Health data ingestion in an on-demand world.

As a custodian of health data for citizens, data ingestion is at the heart of many population health platforms. And in an on-demand world, where people expect technology and data to make their lives more efficient and easier, it’s time for these platforms to join the party and make personal health data more accessible and meaningful to the people creating it.

Digital health is now expanding beyond the four walls of hospitals and clinics, so traditional population health platforms are now facing challenges to include unconventional data sources such as social, environmental, claims, genomic and device to create a more personalised health plan for an individual.

As these data sources grow, people are expecting greater access to, and choice about, what happens to their data. And they want to know that their information is safe. Any modern, reliable population health platform must not only have the technology to collect these new sources of data and support easy access to them, but must also provide robust control, privacy, and consent of the information it collects.

Health Level 7 (HL7) primary standards have traditionally been the most prevalent interoperability standard used for exchanging health and medical transactions. This standard has shaped much of the health data ingestion paradigm for the last 20 years. When the Health Information Technology for Economic and Clinical Health (HITECH) Act of 2009 in the United States was introduced 10 years ago it dramatically increased the adoption of Electronic Health Records (EHRs), and subsequently a huge volume increase in the use of the HL7 standards.

However, with the recent shift in unconventional data sources, there has been a huge increase in the volume and types of data collected – stretching beyond the typical domain of HL7. This has put pressure on organisations to review their data ingestion strategies and created a marketplace for health ingestion platforms that are investing in new ways of collecting, storing and processing this new health information.

Until recently, data ingestion paradigms called for an extract, transform and load (ETL). In which data was taken from the source (typically in an HL7 format) then transformed to fit the requirements of the target system and loaded as part of a data pipeline. As these new data types and sources have become available in vast quantities many systems are adapting this paradigm to now load raw data into a data lake – changing the paradigm from ETL to ELT. This shift has many benefits; it allows data to be transferred to a target system more quickly, it removes the complex transformation logic typically required as part of the data pipeline, and it gives organisations the freedom to develop transformations. Data can be pulled and transformed when required – getting the most out of the raw data as the platform evolves.

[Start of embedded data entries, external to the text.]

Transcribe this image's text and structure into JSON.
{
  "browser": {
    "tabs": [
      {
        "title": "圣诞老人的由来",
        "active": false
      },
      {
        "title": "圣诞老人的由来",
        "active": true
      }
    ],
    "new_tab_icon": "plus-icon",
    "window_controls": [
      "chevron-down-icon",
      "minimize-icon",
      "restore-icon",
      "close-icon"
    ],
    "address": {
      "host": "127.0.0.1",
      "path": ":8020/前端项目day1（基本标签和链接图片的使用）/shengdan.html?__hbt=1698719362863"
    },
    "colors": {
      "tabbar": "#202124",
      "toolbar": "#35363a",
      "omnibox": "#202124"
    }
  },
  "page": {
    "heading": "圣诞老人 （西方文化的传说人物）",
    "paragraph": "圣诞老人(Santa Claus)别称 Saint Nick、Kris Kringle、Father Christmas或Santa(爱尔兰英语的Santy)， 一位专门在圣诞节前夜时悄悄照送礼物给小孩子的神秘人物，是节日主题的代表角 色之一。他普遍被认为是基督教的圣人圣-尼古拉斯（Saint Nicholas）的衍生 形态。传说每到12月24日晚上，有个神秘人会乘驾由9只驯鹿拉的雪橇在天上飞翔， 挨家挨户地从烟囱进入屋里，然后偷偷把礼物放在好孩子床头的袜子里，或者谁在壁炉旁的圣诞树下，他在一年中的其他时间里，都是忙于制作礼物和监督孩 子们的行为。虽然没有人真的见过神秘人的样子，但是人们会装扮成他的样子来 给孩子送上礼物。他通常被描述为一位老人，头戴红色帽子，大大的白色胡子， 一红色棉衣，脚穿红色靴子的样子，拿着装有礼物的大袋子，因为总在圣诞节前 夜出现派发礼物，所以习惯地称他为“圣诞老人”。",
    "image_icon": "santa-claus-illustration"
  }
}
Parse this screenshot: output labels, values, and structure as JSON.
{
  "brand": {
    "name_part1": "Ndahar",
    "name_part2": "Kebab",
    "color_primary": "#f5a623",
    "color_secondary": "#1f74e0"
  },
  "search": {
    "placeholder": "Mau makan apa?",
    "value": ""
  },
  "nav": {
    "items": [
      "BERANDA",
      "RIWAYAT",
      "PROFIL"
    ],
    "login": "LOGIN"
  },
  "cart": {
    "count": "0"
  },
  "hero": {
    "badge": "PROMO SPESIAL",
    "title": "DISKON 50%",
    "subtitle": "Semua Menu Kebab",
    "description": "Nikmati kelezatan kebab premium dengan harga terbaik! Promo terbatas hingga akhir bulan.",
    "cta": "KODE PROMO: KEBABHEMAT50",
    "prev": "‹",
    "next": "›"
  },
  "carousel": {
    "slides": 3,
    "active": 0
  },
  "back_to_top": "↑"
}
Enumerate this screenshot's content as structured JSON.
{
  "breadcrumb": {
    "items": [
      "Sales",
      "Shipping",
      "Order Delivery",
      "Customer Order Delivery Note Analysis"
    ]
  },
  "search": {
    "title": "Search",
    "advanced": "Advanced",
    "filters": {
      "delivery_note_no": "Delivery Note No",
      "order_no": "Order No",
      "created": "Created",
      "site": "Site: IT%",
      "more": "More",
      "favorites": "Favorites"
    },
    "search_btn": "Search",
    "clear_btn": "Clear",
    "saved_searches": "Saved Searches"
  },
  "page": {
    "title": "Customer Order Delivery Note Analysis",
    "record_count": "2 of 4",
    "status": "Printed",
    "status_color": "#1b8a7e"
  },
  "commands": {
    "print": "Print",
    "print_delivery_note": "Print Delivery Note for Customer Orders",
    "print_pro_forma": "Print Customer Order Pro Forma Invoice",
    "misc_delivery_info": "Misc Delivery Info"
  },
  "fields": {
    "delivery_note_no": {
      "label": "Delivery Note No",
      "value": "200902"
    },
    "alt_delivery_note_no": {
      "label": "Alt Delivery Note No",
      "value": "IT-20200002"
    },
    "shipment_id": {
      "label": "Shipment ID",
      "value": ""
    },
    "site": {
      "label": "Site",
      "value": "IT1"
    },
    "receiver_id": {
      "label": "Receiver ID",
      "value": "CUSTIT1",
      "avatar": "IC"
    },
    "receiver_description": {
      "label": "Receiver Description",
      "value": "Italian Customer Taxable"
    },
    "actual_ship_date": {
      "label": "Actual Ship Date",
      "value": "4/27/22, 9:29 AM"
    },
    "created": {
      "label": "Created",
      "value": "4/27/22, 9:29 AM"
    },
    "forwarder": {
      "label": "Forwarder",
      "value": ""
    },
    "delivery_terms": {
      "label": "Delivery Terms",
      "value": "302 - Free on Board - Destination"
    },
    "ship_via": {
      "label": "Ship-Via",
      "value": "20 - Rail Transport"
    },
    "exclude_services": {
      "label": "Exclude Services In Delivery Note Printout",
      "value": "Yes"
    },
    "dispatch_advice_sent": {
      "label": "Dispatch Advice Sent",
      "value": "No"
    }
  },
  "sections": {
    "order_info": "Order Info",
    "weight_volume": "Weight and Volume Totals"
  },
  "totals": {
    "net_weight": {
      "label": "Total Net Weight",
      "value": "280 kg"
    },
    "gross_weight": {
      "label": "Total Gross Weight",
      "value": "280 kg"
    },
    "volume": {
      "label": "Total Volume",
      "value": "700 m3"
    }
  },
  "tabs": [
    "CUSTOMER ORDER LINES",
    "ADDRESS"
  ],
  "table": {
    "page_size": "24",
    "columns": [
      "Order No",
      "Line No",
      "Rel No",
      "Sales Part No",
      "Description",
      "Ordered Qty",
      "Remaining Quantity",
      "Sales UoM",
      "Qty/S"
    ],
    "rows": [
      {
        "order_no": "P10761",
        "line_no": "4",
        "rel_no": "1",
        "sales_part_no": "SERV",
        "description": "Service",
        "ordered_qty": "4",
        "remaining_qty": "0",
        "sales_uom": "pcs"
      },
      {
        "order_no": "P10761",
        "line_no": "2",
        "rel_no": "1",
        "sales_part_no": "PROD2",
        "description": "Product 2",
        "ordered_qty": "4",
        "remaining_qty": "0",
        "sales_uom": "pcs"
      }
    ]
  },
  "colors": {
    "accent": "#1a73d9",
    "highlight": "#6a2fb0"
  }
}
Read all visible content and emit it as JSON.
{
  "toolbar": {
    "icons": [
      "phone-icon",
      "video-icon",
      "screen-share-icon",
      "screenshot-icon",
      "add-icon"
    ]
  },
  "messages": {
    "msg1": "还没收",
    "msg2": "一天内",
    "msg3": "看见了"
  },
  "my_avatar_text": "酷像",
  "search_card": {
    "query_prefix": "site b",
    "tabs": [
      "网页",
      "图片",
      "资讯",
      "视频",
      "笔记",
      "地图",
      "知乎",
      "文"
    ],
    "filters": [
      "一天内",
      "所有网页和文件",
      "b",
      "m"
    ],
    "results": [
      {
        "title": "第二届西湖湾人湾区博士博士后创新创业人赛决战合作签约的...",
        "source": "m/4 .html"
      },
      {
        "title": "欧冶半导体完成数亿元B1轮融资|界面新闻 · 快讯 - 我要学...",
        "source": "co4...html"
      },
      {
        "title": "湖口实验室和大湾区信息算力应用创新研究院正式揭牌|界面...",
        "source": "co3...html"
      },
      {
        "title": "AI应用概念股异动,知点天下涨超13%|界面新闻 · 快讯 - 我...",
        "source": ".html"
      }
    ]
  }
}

In conjunction with this shift in data ingestion, artificial intelligence (AI) capabilities have also been introduced that allow organisations to get value out of their data at a much quicker pace. There was already a wealth of health information that was not ingested to its full value. The introduction of new health data types just increases the need for ‘smart systems’ that can process and make use of the new data emerging every day. AI branches such as Machine Learning (ML) and Natural Language Processing (NLP) will be a crucial part of future health data ingestion to deliver values unheard of today. ML algorithms may be able to use the raw data available in data lakes to train and automate much of the transformation required to reduce data ingestion time and complexity. Along with the curation of a library of self-tuning transformations. NLP may be used to identify, tag, and codify vast amounts of personal health information captured in many unstructured health documents, turning it into meaningful information.

There are boundless opportunities for deriving more value out of health data with this shift in paradigm and technology. Saving clinicians time and improving health outcomes. Rapidly turning raw data into information that can be evaluated and reasoned on is key, as new data will often surface new insights, creating significant value and growth for an organisation over time. Population health platforms must embrace the exponential growth in types and volume of health data available and act to review and adapt to health data ingestion strategies to meet the demands of the future.